[EXTRACTED RECORDS Boundary: Start]
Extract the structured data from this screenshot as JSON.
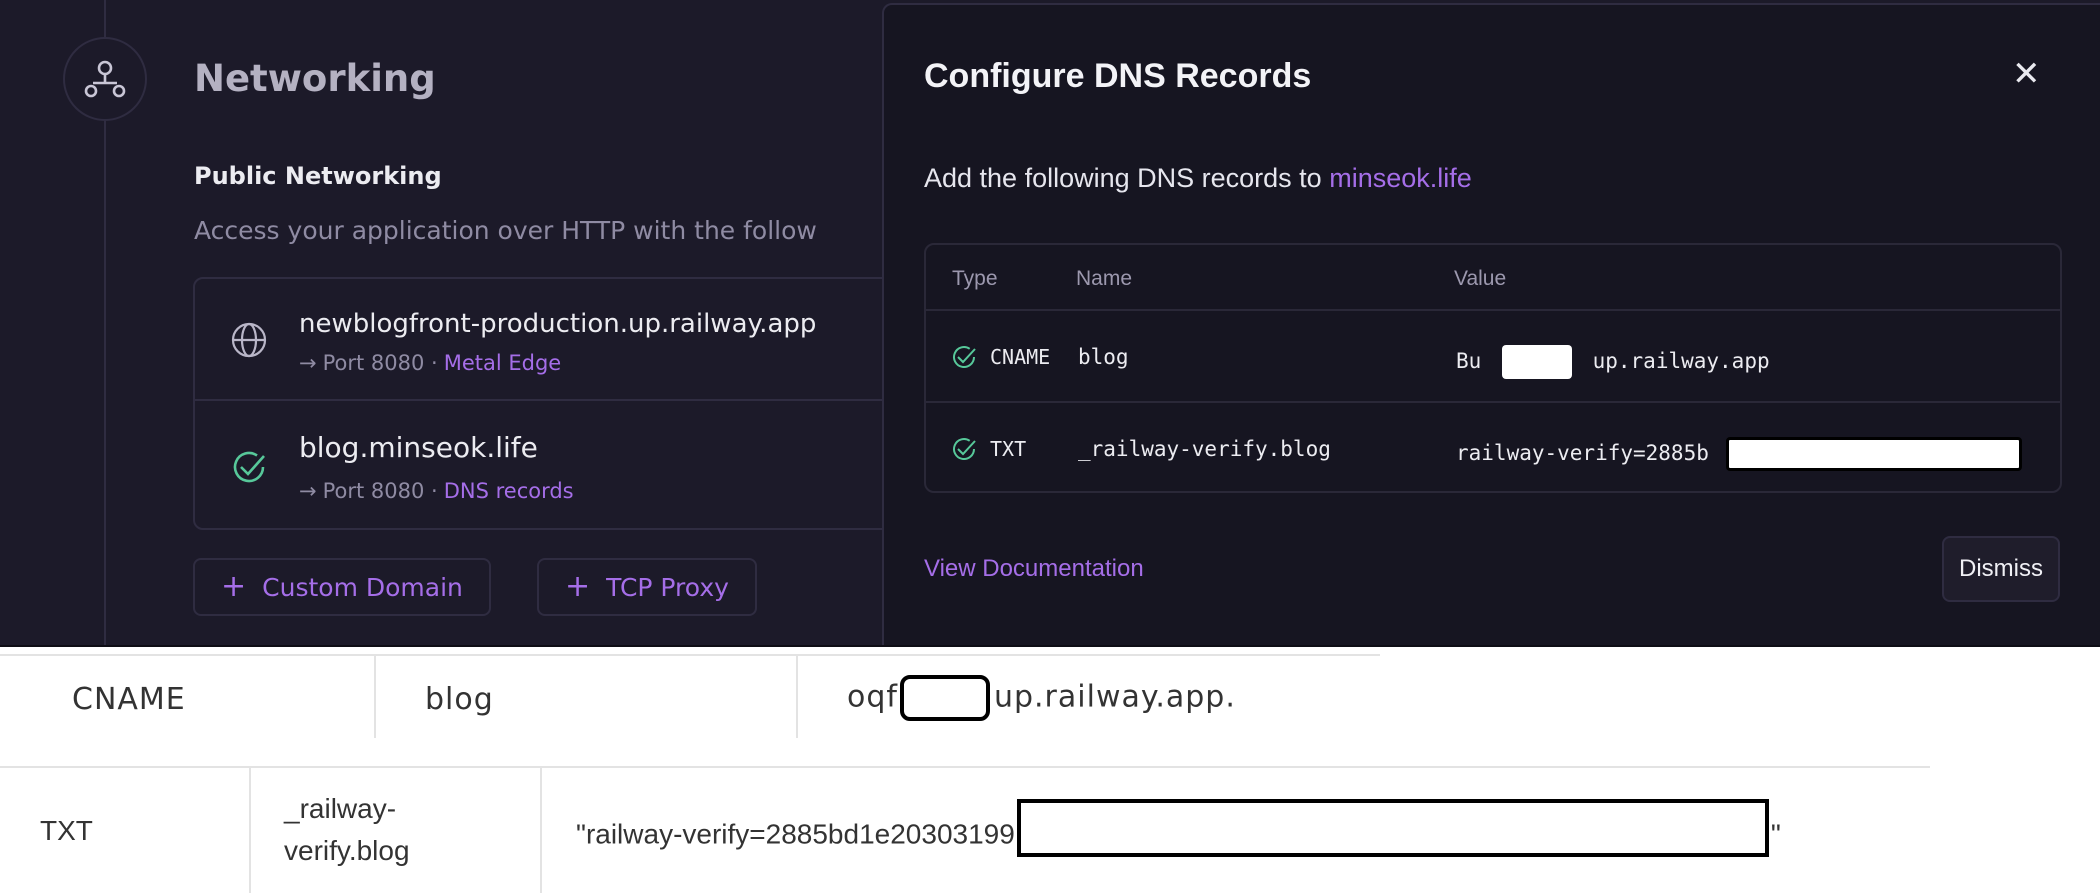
{
  "networking": {
    "title": "Networking",
    "public_title": "Public Networking",
    "public_desc": "Access your application over HTTP with the follow",
    "domains": [
      {
        "name": "newblogfront-production.up.railway.app",
        "port": "Port 8080 · ",
        "link": "Metal Edge"
      },
      {
        "name": "blog.minseok.life",
        "port": "Port 8080 · ",
        "link": "DNS records"
      }
    ],
    "buttons": [
      {
        "label": "Custom Domain"
      },
      {
        "label": "TCP Proxy"
      }
    ]
  },
  "dialog": {
    "title": "Configure DNS Records",
    "subtitle": "Add the following DNS records to ",
    "domain": "minseok.life",
    "table": {
      "headers": [
        "Type",
        "Name",
        "Value"
      ],
      "rows": [
        {
          "type": "CNAME",
          "name": "blog",
          "value_prefix": "Bu",
          "value_suffix": "up.railway.app"
        },
        {
          "type": "TXT",
          "name": "_railway-verify.blog",
          "value_prefix": "railway-verify=2885b",
          "value_suffix": ""
        }
      ]
    },
    "view_docs": "View Documentation",
    "dismiss": "Dismiss"
  },
  "provider_records": [
    {
      "type": "CNAME",
      "name": "blog",
      "value_prefix": "oqf",
      "value_suffix": "up.railway.app."
    },
    {
      "type": "TXT",
      "name_line1": "_railway-",
      "name_line2": "verify.blog",
      "value_prefix": "\"railway-verify=2885bd1e20303199",
      "value_suffix": "\""
    }
  ],
  "colors": {
    "background_dark": "#1c1a29",
    "dialog_bg": "#161521",
    "accent": "#a56ee8",
    "success": "#57c89a"
  }
}
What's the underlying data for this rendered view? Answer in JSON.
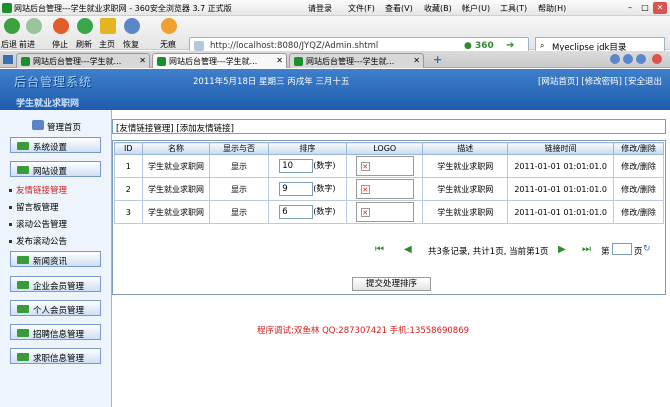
{
  "browser": {
    "window_title": "网站后台管理---学生就业求职网 - 360安全浏览器 3.7 正式版",
    "menu": [
      "请登录",
      "文件(F)",
      "查看(V)",
      "收藏(B)",
      "帐户(U)",
      "工具(T)",
      "帮助(H)"
    ],
    "nav_buttons": [
      "后退",
      "前进",
      "停止",
      "刷新",
      "主页",
      "恢复",
      "无痕"
    ],
    "address": "http://localhost:8080/JYQZ/Admin.shtml",
    "search_text": "Myeclipse jdk目录",
    "tabs": [
      {
        "label": "网站后台管理---学生就...",
        "active": false
      },
      {
        "label": "网站后台管理---学生就...",
        "active": true
      },
      {
        "label": "网站后台管理---学生就...",
        "active": false
      }
    ]
  },
  "header": {
    "logo": "后台管理系统",
    "site_name": "学生就业求职网",
    "date": "2011年5月18日 星期三 丙戌年 三月十五",
    "links": "[网站首页] [修改密码] [安全退出"
  },
  "sidebar": {
    "home": "管理首页",
    "sections": [
      {
        "label": "系统设置"
      },
      {
        "label": "网站设置",
        "items": [
          "友情链接管理",
          "留言板管理",
          "滚动公告管理",
          "发布滚动公告"
        ]
      },
      {
        "label": "新闻资讯"
      },
      {
        "label": "企业会员管理"
      },
      {
        "label": "个人会员管理"
      },
      {
        "label": "招聘信息管理"
      },
      {
        "label": "求职信息管理"
      }
    ]
  },
  "breadcrumb": "[友情链接管理] [添加友情链接]",
  "table": {
    "headers": [
      "ID",
      "名称",
      "显示与否",
      "排序",
      "LOGO",
      "描述",
      "链接时间",
      "修改/删除"
    ],
    "rows": [
      {
        "id": "1",
        "name": "学生就业求职网",
        "show": "显示",
        "order": "10",
        "order_hint": "(数字)",
        "desc": "学生就业求职网",
        "time": "2011-01-01 01:01:01.0",
        "action": "修改/删除"
      },
      {
        "id": "2",
        "name": "学生就业求职网",
        "show": "显示",
        "order": "9",
        "order_hint": "(数字)",
        "desc": "学生就业求职网",
        "time": "2011-01-01 01:01:01.0",
        "action": "修改/删除"
      },
      {
        "id": "3",
        "name": "学生就业求职网",
        "show": "显示",
        "order": "6",
        "order_hint": "(数字)",
        "desc": "学生就业求职网",
        "time": "2011-01-01 01:01:01.0",
        "action": "修改/删除"
      }
    ]
  },
  "pager": {
    "text": "共3条记录, 共计1页, 当前第1页",
    "page_label": "第",
    "page_suffix": "页"
  },
  "submit": "提交处理排序",
  "footer": "程序调试:双鱼林 QQ:287307421 手机:13558690869"
}
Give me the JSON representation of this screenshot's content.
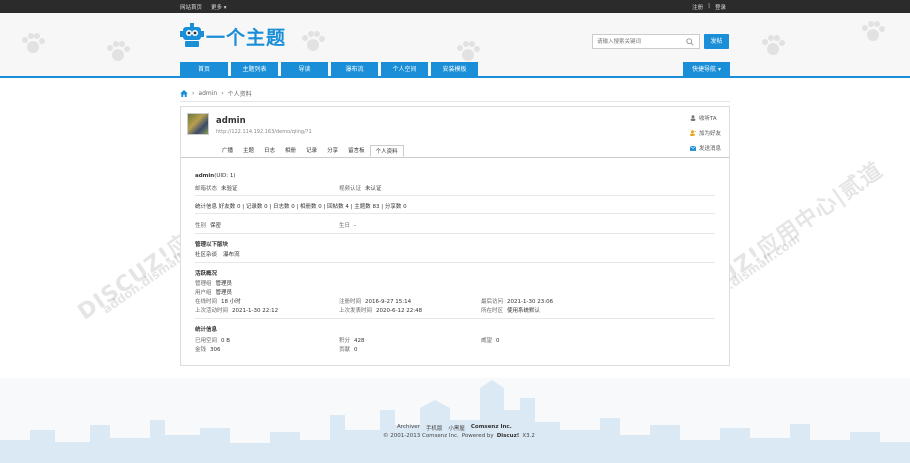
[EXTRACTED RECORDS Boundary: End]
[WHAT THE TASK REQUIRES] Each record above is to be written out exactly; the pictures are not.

[SOLUTION TO THIS EXERCISE]
Extract the structured data from this screenshot as JSON.
{
  "networking": {
    "title": "Networking",
    "public_title": "Public Networking",
    "public_desc": "Access your application over HTTP with the follow",
    "domains": [
      {
        "name": "newblogfront-production.up.railway.app",
        "port": "Port 8080 · ",
        "link": "Metal Edge"
      },
      {
        "name": "blog.minseok.life",
        "port": "Port 8080 · ",
        "link": "DNS records"
      }
    ],
    "buttons": [
      {
        "label": "Custom Domain"
      },
      {
        "label": "TCP Proxy"
      }
    ]
  },
  "dialog": {
    "title": "Configure DNS Records",
    "subtitle": "Add the following DNS records to ",
    "domain": "minseok.life",
    "table": {
      "headers": [
        "Type",
        "Name",
        "Value"
      ],
      "rows": [
        {
          "type": "CNAME",
          "name": "blog",
          "value_prefix": "Bu",
          "value_suffix": "up.railway.app"
        },
        {
          "type": "TXT",
          "name": "_railway-verify.blog",
          "value_prefix": "railway-verify=2885b",
          "value_suffix": ""
        }
      ]
    },
    "view_docs": "View Documentation",
    "dismiss": "Dismiss"
  },
  "provider_records": [
    {
      "type": "CNAME",
      "name": "blog",
      "value_prefix": "oqf",
      "value_suffix": "up.railway.app."
    },
    {
      "type": "TXT",
      "name_line1": "_railway-",
      "name_line2": "verify.blog",
      "value_prefix": "\"railway-verify=2885bd1e20303199",
      "value_suffix": "\""
    }
  ],
  "colors": {
    "background_dark": "#1c1a29",
    "dialog_bg": "#161521",
    "accent": "#a56ee8",
    "success": "#57c89a"
  }
}
What's the underlying data for this rendered view? Answer in JSON.
{
  "browser": {
    "window_title": "网站后台管理---学生就业求职网 - 360安全浏览器 3.7 正式版",
    "menu": [
      "请登录",
      "文件(F)",
      "查看(V)",
      "收藏(B)",
      "帐户(U)",
      "工具(T)",
      "帮助(H)"
    ],
    "nav_buttons": [
      "后退",
      "前进",
      "停止",
      "刷新",
      "主页",
      "恢复",
      "无痕"
    ],
    "address": "http://localhost:8080/JYQZ/Admin.shtml",
    "search_text": "Myeclipse jdk目录",
    "tabs": [
      {
        "label": "网站后台管理---学生就...",
        "active": false
      },
      {
        "label": "网站后台管理---学生就...",
        "active": true
      },
      {
        "label": "网站后台管理---学生就...",
        "active": false
      }
    ]
  },
  "header": {
    "logo": "后台管理系统",
    "site_name": "学生就业求职网",
    "date": "2011年5月18日 星期三 丙戌年 三月十五",
    "links": "[网站首页] [修改密码] [安全退出"
  },
  "sidebar": {
    "home": "管理首页",
    "sections": [
      {
        "label": "系统设置"
      },
      {
        "label": "网站设置",
        "items": [
          "友情链接管理",
          "留言板管理",
          "滚动公告管理",
          "发布滚动公告"
        ]
      },
      {
        "label": "新闻资讯"
      },
      {
        "label": "企业会员管理"
      },
      {
        "label": "个人会员管理"
      },
      {
        "label": "招聘信息管理"
      },
      {
        "label": "求职信息管理"
      }
    ]
  },
  "breadcrumb": "[友情链接管理] [添加友情链接]",
  "table": {
    "headers": [
      "ID",
      "名称",
      "显示与否",
      "排序",
      "LOGO",
      "描述",
      "链接时间",
      "修改/删除"
    ],
    "rows": [
      {
        "id": "1",
        "name": "学生就业求职网",
        "show": "显示",
        "order": "10",
        "order_hint": "(数字)",
        "desc": "学生就业求职网",
        "time": "2011-01-01 01:01:01.0",
        "action": "修改/删除"
      },
      {
        "id": "2",
        "name": "学生就业求职网",
        "show": "显示",
        "order": "9",
        "order_hint": "(数字)",
        "desc": "学生就业求职网",
        "time": "2011-01-01 01:01:01.0",
        "action": "修改/删除"
      },
      {
        "id": "3",
        "name": "学生就业求职网",
        "show": "显示",
        "order": "6",
        "order_hint": "(数字)",
        "desc": "学生就业求职网",
        "time": "2011-01-01 01:01:01.0",
        "action": "修改/删除"
      }
    ]
  },
  "pager": {
    "text": "共3条记录, 共计1页, 当前第1页",
    "page_label": "第",
    "page_suffix": "页"
  },
  "submit": "提交处理排序",
  "footer": "程序调试:双鱼林 QQ:287307421 手机:13558690869"
}
Give me the JSON representation of this screenshot's content.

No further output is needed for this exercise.